| Items from a data source |
════════════════════

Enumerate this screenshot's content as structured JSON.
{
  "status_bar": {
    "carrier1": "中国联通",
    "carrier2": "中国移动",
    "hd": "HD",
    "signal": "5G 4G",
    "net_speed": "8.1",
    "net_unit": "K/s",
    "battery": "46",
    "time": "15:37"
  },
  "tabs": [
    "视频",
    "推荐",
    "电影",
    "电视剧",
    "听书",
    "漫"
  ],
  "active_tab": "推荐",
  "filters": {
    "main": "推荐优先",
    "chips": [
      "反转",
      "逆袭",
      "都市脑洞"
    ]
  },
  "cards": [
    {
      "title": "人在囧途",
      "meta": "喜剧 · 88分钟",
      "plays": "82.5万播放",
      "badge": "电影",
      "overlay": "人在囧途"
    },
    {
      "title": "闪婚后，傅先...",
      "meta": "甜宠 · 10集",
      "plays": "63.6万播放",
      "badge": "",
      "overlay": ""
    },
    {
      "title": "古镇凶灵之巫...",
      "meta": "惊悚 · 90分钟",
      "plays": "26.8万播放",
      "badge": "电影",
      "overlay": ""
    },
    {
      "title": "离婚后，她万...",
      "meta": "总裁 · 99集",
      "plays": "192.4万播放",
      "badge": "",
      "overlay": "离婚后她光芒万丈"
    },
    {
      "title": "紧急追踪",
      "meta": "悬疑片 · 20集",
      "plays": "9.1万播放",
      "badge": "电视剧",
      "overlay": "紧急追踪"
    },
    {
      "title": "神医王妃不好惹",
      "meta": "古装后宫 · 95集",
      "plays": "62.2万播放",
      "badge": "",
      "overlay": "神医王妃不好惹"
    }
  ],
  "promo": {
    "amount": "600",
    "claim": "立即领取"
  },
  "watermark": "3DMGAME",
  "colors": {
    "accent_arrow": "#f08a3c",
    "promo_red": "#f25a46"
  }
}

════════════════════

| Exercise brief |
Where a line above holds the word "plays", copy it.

| The answer |
      "plays": "82.5万播放",
      "plays": "63.6万播放",
      "plays": "26.8万播放",
      "plays": "192.4万播放",
      "plays": "9.1万播放",
      "plays": "62.2万播放",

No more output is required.